Swimming, boating, water skiing and fishing are just some of the activities that people enjoy outdoors during summer holiday gatherings. And anyone who has left their sunscreen at home can tell you that a day on the lake can turn into a following few days of agony.
With higher temperatures and more sunshine, Dr. Tobleman offers the following advice for being outdoors for long periods of time:
- Avoid tea, coffee, soda and alcohol as these can lead to dehydration.
- Wear lightweight, tightly woven, loose-fitting clothing in light colors.
- Protect yourself from the sun by wearing a hat, sunglasses and using an umbrella.
- Increase time spent outdoors gradually to get your body used to the heat.
- Take frequent drink breaks and mist yourself and kids to avoid becoming overheated.
When you’re going to be outdoors for an extended period it is important to protect your eyes, your skin and even your lips from the harmful UV ray of the sun.

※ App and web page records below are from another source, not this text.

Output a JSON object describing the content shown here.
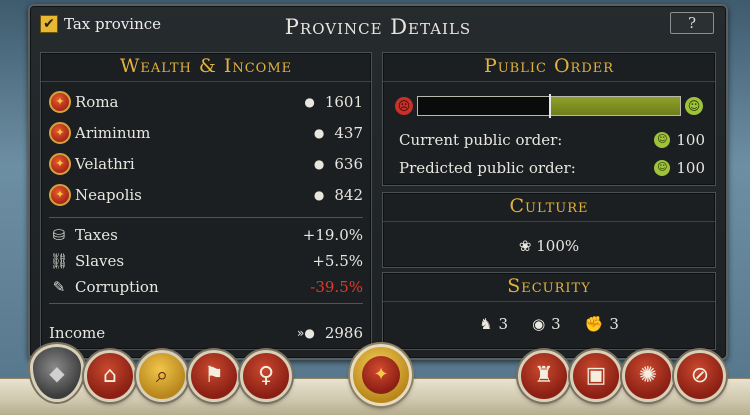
{
  "window": {
    "title": "Province Details",
    "help_label": "?"
  },
  "tax_toggle": {
    "label": "Tax province",
    "checked": true,
    "check_glyph": "✔"
  },
  "wealth": {
    "title": "Wealth & Income",
    "regions": [
      {
        "name": "Roma",
        "value": "1601"
      },
      {
        "name": "Ariminum",
        "value": "437"
      },
      {
        "name": "Velathri",
        "value": "636"
      },
      {
        "name": "Neapolis",
        "value": "842"
      }
    ],
    "modifiers": [
      {
        "label": "Taxes",
        "value": "+19.0%",
        "icon": "money-bag-icon"
      },
      {
        "label": "Slaves",
        "value": "+5.5%",
        "icon": "slave-chains-icon"
      },
      {
        "label": "Corruption",
        "value": "-39.5%",
        "icon": "corruption-scroll-icon"
      }
    ],
    "income_label": "Income",
    "income_value": "2986"
  },
  "public_order": {
    "title": "Public Order",
    "level_percent": 100,
    "marker_fraction": 0.5,
    "current_label": "Current public order:",
    "current_value": "100",
    "predicted_label": "Predicted public order:",
    "predicted_value": "100"
  },
  "culture": {
    "title": "Culture",
    "value": "100%"
  },
  "security": {
    "title": "Security",
    "items": [
      {
        "icon": "eagle-icon",
        "value": "3"
      },
      {
        "icon": "eye-icon",
        "value": "3"
      },
      {
        "icon": "fist-icon",
        "value": "3"
      }
    ]
  },
  "colors": {
    "accent_gold": "#e3b23c",
    "negative_red": "#e03a2a",
    "order_green": "#8ea02a"
  }
}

The American Academy of Dermatology (AAD) recommends applying one ounce of sunscreen on exposed areas 30 minutes before going outside and to reapply every two hours or more often if you are sweating. They suggest choosing a sunscreen that is labeled as broad spectrum, SPF 30 or higher as well as water resistant. Lip balm with at least an SPF of 15 is recommended to protect the lips from sunburn.
Driving Safely and Alcohol
Dr. Tobleman points out that it is important to set good examples for children when it comes to mixing alcohol and driving.
“Set a good example and talk to your kids–especially teenagers–about alcohol and the serious dangers of drinking and driving,” Dr. Tobleman said. “Friends don’t let friends or family drive drunk. Stop friends or family that may have been drinking and are planning to drive.”